Julien Simon is the vice president of engineering for Criteo, a French firm that works with retailers to serve personalized banner ads to consumers. He recently stopped by theCube to discuss how his company uses MongoDB to turn petabytes of data into clicks and conversions.
Simon tells co-hosts Dave Vellante and Jeff Kelly that Criteo utilizes 10gen’s database to store product catalogs from over 3,000 major e-commerce sites. The executive sees MongoDB as the “starting point” of Criteo’s environment because it handles the data that’s fed into his company’s homegrown analytical platform. This latter layer consists of several components, including real-time algorithms that identify whether the potential value of certain ad space merits its price.
Simon boasts that Criteo recorded a 200 percent increase in revenue over the last five years. Today, the company serves clients in over 30 markets and maintains offices in 15. It also operates seven data centers, including three in Europe, two in the United States, and another two in Japan.
Criteo deployed MongoDB in early 2011 after its old Microsoft SQL Server environment started struggling under the weight of retailers’ growing datasets. Simon says that Criteo evaluated a number of NoSQL databases before it opted to go with 10gen’s, which proved to be simpler and more scalable than the alternatives.
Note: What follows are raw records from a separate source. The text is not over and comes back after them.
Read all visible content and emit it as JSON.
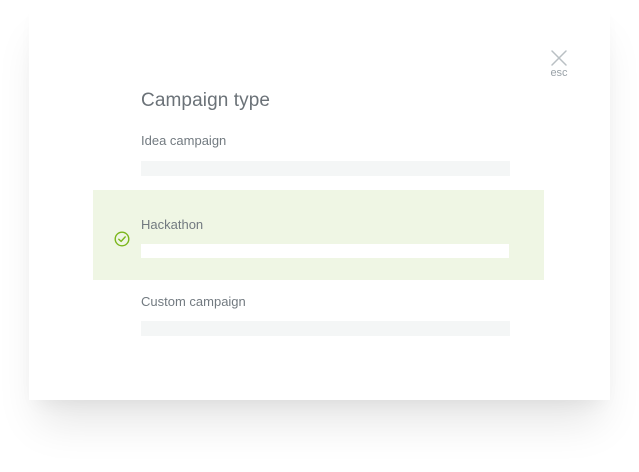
{
  "dialog": {
    "title": "Campaign type",
    "close": {
      "icon": "close-icon",
      "label": "esc"
    },
    "accent_color": "#7bb61c",
    "selected_background": "#eff6e4",
    "options": [
      {
        "label": "Idea campaign",
        "selected": false
      },
      {
        "label": "Hackathon",
        "selected": true,
        "icon": "check-circle-icon"
      },
      {
        "label": "Custom campaign",
        "selected": false
      }
    ]
  }
}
Scalability is a big deal for Criteo. The heart of the company’s environment is a multi-petabytes Hadoop cluster that grows at a rate of 20 terabytes a day. Simon explains that the system evaluates every single ad impression in order to optimize user engagement.
Criteo uses different data stores to handle analytical and transactional workloads. Dave highlights that a number of vendors are working on databases that can handle both, but Simon dismisses these products as mere “attempts.” In his view, the industry still has a lot of catching up to do.
Click the video below for the full interview.